Youtube reveals some totally heroic machines made in plastic and MDF with frames in off-the-shelf extruded aluminium beams. Cheap computers and software have brought CNC machining within range of the DIY brigade. I’d like to continue in this spirit but head towards something much bigger and heavier without increasing the cost to anywhere as much as that of a professionally made router.
Size: In order to machine round the outside of an 8’x4’ sheet we’ll need a long and strong X axis. A 14 foot long steel RSJ will make the heart of our CNC router. It’s long enough to overhang the ends of the support posts so that tension ties can counteract even the smallest tendency to sag under the weight of two 4.5kW router motors and two drills. The neat thing about an RSJ is that it is not only cheap but the ‘I’ section enables us to put drive gears and the drive rack neatly inside the web.
Torsional rigidity is not a strong point but is easily enhanced by welding a heavy tube or two inside one of the webs. Unlike cast iron, steel can pick up vibration so filling a tube with heavy chain and oil will make a cheap but effective damper. You only get really smooth finishes on a machine that is well damped.
Z axis: You could buy an off the shelf Z slide and hang that off the X axis for a conventional and simple layout but the logic of that is debatable. When machining flat boards etc there is very little Z movement so it would be better to put the Z under the Y table so that the two major movements are as light as possible. The Z frame is raised like a garage car lift with 4 chassis mounted screw posts rotating to drive ball nuts on the frame. Unlike the continuous chain of the garage hoist there would be a single timing belt for each screw sharing one of a pair of drive spindles which are both driven by a fairly short belt and the stepper motor. This way we get reduced belt stretch and a built in reduction drive. This layout enables a much bigger Z travel – 3D modellers note – and makes a fast and responsive machine with a tidy uncluttered look. Air balancing means there would be no heavy lifting for the Z stepper motor despite having to lift the entire Y table plus the job on top.
Y axis: This is the table going forward and back and a conventional 2 belt and shaft drive will be fine and neatly out of site at the rear of the machine.
As it’s a long machine it could be worth having a pair of tables rather than one big one. Production is greatly increased when one side can be reloaded while the other works and the 2 can be worked together to make one big table. As is common practice one makes the Y axis table tops out of Tufnol self machined to skim true and make the vacuum rubber channels.
Tooling mount: This the neatest twist and the basis is a wrap around box of thick aluminium plates enclosing a 1ft length of the beam.
Each of the 4 plates has a unique function. The top and bottom plates are for the slideways; Turcite blocks for the heavy downward loads and vibration damping, ball bearing rollers only for lateral location.
The drive sideplate supports the entire drive mechanism – see picture – the drive motor sits over the top of the aluminium box and drives the big pulley on the outside.
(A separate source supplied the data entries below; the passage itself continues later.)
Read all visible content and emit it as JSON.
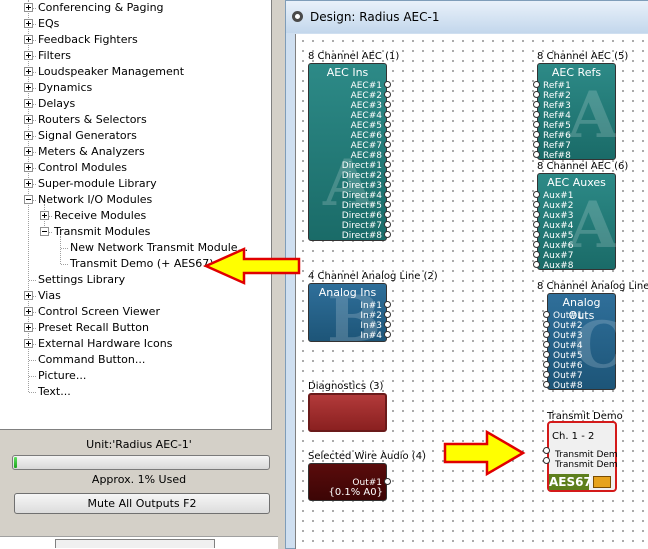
{
  "tree": {
    "items": [
      {
        "label": "Conferencing & Paging",
        "expander": "plus"
      },
      {
        "label": "EQs",
        "expander": "plus"
      },
      {
        "label": "Feedback Fighters",
        "expander": "plus"
      },
      {
        "label": "Filters",
        "expander": "plus"
      },
      {
        "label": "Loudspeaker Management",
        "expander": "plus"
      },
      {
        "label": "Dynamics",
        "expander": "plus"
      },
      {
        "label": "Delays",
        "expander": "plus"
      },
      {
        "label": "Routers & Selectors",
        "expander": "plus"
      },
      {
        "label": "Signal Generators",
        "expander": "plus"
      },
      {
        "label": "Meters & Analyzers",
        "expander": "plus"
      },
      {
        "label": "Control Modules",
        "expander": "plus"
      },
      {
        "label": "Super-module Library",
        "expander": "plus"
      },
      {
        "label": "Network I/O Modules",
        "expander": "minus"
      },
      {
        "label": "Receive Modules",
        "expander": "plus"
      },
      {
        "label": "Transmit Modules",
        "expander": "minus"
      },
      {
        "label": "New Network Transmit Module...",
        "expander": "none"
      },
      {
        "label": "Transmit Demo (+ AES67)",
        "expander": "none"
      },
      {
        "label": "Settings Library",
        "expander": "none"
      },
      {
        "label": "Vias",
        "expander": "plus"
      },
      {
        "label": "Control Screen Viewer",
        "expander": "plus"
      },
      {
        "label": "Preset Recall Button",
        "expander": "plus"
      },
      {
        "label": "External Hardware Icons",
        "expander": "plus"
      },
      {
        "label": "Command Button...",
        "expander": "none"
      },
      {
        "label": "Picture...",
        "expander": "none"
      },
      {
        "label": "Text...",
        "expander": "none"
      }
    ]
  },
  "status": {
    "unit_label": "Unit:'Radius AEC-1'",
    "usage_label": "Approx.  1% Used",
    "usage_fraction": 0.01,
    "mute_button_label": "Mute All Outputs  F2"
  },
  "design": {
    "title": "Design: Radius AEC-1",
    "blocks": {
      "aec_ins": {
        "title": "8 Channel AEC (1)",
        "header": "AEC Ins",
        "watermark": "A",
        "ports": [
          "AEC#1",
          "AEC#2",
          "AEC#3",
          "AEC#4",
          "AEC#5",
          "AEC#6",
          "AEC#7",
          "AEC#8",
          "Direct#1",
          "Direct#2",
          "Direct#3",
          "Direct#4",
          "Direct#5",
          "Direct#6",
          "Direct#7",
          "Direct#8"
        ]
      },
      "aec_refs": {
        "title": "8 Channel AEC (5)",
        "header": "AEC Refs",
        "watermark": "A",
        "ports": [
          "Ref#1",
          "Ref#2",
          "Ref#3",
          "Ref#4",
          "Ref#5",
          "Ref#6",
          "Ref#7",
          "Ref#8"
        ]
      },
      "aec_auxes": {
        "title": "8 Channel AEC (6)",
        "header": "AEC Auxes",
        "watermark": "A",
        "ports": [
          "Aux#1",
          "Aux#2",
          "Aux#3",
          "Aux#4",
          "Aux#5",
          "Aux#6",
          "Aux#7",
          "Aux#8"
        ]
      },
      "analog_ins": {
        "title": "4 Channel Analog Line (2)",
        "header": "Analog Ins",
        "watermark": "B",
        "ports": [
          "In#1",
          "In#2",
          "In#3",
          "In#4"
        ]
      },
      "analog_outs": {
        "title": "8 Channel Analog Line (n",
        "header": "Analog Outs",
        "watermark": "C",
        "ports": [
          "Out#1",
          "Out#2",
          "Out#3",
          "Out#4",
          "Out#5",
          "Out#6",
          "Out#7",
          "Out#8"
        ]
      },
      "diagnostics": {
        "title": "Diagnostics (3)"
      },
      "selected_wire": {
        "title": "Selected Wire Audio (4)",
        "ports": [
          "Out#1"
        ],
        "value": "{0.1% A0}"
      },
      "transmit_demo": {
        "title": "Transmit Demo",
        "channels": "Ch. 1 - 2",
        "ports": [
          "Transmit Dem",
          "Transmit Dem"
        ],
        "badge": "AES67"
      }
    }
  },
  "colors": {
    "arrow_fill": "#ffff00",
    "arrow_stroke": "#e00000",
    "teal_block": "#1f7a77",
    "blue_block": "#25628a"
  }
}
All the rest is inside the web of the RSJ ending up with the toothed belt driving onto the rack with a sort of caterpillar to give more tooth contact. This plate is at the back of the machine and also supports a pair of Desoutter AFDK drills. These lovely drills just need a pulse from a 4mm air pipe to set them off on an automatic drilling excursion.
The front plate supports a swinging plate that holds a pair of angled router motors that are alternately selected with a push from an air cylinder; the cheapest alternative to a tool changer you’ll ever see.
The tool changer: The top pivot point is in line with each router motor axis so that they both swing into exactly the same position. The pneumatic pusher cylinder is mounted inside the box and pushes a peg that goes through a slot – neat huh? Between the motors a round steel plug is pressed into the plate and one of a pair of electromagnets pulls this to lock the plates together (better solutions in comments please).
So there we have a heavy duty industrial quality router with 2 tools and 2 drills; about £20,000 worth if you had to buy one. One could earn a comfortable living with one of these. Not a lightweight project but still DIYable especially if some of the complex parts are tested in MDF first and then self machined in aluminium or Tufnol to finish. Don’t get bogged down with cutting, welding and drilling heavy frames; the steel suppliers have all that kit and will make to your drawings in no time.
Levelling the beam: There must be a few ways to do this other than sending it away for precision grinding. Once fitted in place with some representative weights clamped on, the tension stays can be tightened to get close to straightness. A small steel block with a laser on it will show a dot moving up and down a target to reveal the bumps which will respond to a light touch of an engineers scraper.
When the beam is true the finally added hardened steel guide bars will provide the perfect flat finish.
Panels: Professional machines come with expensive steel panels. As the central box chassis needs to be stiff and straight use MDF panels bolted to the steel to make it neat and strong too. Hammerite paint on MDF is remarkably durable and will keep it all looking very tidy.
Bellows: With a rectangular box sliding on the RSJ there will be no problem in adding bellows to make the machine the ultimate in tidiness and this will be no bad thing for the unlubricated Turcite slides.
For further reading try following http://www.mycncuk.com -a fount of CNC knowledge- and please criticise or add ideas for improvements in comments.